PROBLEM DESCRIPTION: Considering every line below, count those with the word "generieren" and give only the result.

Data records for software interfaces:
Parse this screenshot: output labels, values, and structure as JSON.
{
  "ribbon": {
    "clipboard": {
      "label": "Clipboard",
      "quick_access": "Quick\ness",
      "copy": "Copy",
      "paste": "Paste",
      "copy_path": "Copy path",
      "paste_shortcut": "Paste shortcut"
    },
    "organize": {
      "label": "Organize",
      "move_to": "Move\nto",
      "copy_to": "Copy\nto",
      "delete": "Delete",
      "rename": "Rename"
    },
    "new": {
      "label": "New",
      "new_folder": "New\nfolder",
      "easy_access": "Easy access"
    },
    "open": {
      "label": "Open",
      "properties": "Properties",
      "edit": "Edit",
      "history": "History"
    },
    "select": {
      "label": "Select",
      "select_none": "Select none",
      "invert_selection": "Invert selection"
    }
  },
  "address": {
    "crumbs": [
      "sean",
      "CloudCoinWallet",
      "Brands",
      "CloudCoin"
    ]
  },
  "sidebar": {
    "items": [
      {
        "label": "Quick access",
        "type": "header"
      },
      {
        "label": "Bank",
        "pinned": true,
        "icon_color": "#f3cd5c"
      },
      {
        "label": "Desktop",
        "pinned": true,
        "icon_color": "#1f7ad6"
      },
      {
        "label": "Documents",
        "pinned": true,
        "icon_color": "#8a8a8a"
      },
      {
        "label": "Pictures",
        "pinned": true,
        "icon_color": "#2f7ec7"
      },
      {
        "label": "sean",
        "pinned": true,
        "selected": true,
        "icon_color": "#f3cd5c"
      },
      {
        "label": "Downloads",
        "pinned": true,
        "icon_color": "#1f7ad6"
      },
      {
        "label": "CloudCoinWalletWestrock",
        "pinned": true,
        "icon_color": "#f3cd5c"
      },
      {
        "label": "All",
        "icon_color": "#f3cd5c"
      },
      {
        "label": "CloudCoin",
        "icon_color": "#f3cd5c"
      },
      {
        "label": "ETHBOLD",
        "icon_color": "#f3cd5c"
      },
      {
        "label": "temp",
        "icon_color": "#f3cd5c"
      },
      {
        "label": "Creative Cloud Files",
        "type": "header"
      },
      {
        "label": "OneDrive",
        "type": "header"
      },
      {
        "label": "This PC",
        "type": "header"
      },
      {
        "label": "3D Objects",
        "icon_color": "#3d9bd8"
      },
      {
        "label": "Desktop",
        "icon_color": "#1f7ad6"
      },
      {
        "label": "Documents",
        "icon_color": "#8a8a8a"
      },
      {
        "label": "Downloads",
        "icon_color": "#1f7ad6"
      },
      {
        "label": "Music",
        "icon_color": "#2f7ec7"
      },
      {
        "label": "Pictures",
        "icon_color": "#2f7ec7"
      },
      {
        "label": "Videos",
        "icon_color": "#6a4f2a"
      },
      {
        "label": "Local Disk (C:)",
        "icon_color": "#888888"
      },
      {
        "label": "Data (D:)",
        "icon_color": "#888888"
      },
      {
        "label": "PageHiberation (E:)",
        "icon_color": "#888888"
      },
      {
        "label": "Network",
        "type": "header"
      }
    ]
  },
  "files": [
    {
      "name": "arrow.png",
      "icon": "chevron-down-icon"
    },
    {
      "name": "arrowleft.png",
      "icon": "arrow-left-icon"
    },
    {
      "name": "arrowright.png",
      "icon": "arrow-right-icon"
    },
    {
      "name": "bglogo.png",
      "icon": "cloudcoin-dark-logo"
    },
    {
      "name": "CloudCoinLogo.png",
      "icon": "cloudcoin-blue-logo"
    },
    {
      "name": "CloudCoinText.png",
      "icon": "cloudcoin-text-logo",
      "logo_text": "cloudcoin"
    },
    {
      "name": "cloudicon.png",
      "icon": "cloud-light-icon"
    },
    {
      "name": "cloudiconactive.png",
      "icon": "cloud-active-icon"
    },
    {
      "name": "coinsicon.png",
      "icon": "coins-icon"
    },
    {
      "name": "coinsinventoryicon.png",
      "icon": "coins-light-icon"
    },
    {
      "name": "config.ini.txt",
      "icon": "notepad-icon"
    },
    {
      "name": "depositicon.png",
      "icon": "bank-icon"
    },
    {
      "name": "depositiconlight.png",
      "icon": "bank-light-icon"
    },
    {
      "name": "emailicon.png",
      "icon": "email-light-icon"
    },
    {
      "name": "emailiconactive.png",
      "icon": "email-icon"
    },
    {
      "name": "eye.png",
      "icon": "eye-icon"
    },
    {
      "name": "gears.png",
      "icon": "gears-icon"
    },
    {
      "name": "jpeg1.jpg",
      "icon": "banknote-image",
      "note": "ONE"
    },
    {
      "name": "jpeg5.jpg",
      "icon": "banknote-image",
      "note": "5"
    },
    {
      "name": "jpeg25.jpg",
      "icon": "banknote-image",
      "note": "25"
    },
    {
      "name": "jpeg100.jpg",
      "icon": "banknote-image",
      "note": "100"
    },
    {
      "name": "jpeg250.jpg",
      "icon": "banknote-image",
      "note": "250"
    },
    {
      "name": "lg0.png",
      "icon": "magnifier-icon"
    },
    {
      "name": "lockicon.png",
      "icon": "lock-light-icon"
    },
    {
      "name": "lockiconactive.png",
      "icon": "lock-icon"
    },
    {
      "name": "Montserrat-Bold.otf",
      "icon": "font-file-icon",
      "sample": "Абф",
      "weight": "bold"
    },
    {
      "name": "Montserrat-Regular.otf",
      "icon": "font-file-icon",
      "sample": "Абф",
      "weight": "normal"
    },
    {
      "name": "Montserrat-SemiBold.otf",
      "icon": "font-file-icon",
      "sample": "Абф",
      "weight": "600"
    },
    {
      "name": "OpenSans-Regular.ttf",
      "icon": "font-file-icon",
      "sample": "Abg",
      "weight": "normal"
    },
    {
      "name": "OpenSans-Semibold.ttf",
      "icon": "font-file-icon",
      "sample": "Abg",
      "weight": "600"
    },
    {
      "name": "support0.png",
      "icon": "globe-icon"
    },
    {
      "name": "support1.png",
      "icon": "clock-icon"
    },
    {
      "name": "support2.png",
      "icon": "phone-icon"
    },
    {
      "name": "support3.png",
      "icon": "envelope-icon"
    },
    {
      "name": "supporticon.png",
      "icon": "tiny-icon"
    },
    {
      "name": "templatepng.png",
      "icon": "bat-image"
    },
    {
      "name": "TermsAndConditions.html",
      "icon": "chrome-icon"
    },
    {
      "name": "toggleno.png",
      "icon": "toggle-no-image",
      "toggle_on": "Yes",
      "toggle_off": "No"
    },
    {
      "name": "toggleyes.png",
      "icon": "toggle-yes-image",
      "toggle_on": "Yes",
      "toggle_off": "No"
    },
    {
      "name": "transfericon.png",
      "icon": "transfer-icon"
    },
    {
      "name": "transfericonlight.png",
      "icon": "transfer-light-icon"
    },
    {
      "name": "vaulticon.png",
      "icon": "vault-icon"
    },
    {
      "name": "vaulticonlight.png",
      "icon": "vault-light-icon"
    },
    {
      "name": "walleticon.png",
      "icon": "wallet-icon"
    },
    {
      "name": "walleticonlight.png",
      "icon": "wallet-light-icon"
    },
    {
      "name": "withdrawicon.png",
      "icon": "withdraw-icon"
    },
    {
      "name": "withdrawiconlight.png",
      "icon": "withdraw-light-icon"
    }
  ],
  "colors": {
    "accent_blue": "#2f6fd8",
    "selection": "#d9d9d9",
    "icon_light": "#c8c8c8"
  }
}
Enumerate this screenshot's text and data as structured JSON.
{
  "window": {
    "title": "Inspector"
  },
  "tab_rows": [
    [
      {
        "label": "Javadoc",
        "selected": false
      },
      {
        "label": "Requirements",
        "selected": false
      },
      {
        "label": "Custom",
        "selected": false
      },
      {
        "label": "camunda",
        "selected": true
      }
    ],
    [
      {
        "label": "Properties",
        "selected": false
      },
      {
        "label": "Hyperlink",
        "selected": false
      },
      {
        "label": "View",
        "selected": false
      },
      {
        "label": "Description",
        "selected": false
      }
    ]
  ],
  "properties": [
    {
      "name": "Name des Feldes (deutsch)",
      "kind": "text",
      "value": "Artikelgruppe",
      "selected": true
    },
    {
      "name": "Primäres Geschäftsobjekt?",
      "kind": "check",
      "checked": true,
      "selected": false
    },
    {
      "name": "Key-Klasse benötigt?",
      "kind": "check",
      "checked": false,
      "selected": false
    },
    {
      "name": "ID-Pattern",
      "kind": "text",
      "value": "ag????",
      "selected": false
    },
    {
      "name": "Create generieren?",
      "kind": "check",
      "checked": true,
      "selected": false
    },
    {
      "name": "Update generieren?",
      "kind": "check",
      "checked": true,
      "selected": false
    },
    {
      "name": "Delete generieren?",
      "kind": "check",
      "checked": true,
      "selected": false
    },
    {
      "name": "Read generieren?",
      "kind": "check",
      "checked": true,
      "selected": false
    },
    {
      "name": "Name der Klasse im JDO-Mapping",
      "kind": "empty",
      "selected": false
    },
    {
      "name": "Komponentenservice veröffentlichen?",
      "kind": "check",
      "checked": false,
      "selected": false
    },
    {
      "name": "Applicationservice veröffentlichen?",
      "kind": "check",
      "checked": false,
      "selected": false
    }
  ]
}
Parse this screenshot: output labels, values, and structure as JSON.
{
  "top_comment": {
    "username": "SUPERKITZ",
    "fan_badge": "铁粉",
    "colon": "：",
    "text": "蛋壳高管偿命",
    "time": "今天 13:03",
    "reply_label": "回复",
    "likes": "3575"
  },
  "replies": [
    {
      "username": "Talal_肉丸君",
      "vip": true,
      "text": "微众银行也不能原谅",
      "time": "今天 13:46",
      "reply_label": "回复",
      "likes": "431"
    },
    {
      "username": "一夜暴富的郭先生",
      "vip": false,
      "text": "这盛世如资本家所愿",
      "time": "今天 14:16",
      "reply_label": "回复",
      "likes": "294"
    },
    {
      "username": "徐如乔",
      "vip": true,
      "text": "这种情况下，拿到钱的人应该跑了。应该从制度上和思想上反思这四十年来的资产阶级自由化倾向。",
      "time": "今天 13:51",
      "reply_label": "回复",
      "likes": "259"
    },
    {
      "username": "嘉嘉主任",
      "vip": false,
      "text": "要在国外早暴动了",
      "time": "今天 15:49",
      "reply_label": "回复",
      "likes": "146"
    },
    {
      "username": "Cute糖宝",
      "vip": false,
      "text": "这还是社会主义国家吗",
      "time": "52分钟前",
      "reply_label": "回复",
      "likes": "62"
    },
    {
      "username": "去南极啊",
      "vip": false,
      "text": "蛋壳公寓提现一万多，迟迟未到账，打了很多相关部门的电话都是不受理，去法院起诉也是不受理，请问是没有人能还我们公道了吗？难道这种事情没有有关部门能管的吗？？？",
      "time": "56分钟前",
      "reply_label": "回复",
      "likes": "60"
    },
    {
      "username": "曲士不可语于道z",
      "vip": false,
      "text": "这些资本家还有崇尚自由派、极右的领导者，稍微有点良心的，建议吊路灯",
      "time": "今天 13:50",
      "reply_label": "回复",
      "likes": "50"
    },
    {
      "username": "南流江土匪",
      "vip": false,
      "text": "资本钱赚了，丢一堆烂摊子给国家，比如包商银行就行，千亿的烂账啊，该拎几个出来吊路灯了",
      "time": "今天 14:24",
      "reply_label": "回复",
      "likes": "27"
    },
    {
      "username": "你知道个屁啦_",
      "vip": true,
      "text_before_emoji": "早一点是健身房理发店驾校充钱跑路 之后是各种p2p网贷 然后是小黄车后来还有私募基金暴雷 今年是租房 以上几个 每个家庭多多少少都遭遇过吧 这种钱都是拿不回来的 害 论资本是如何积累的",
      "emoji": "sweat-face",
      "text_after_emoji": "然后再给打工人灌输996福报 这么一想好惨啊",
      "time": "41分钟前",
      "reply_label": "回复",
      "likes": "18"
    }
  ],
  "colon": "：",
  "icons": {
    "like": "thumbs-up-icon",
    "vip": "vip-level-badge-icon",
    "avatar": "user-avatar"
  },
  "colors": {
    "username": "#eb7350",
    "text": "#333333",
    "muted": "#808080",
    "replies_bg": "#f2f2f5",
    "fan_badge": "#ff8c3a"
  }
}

SOLUTION: 4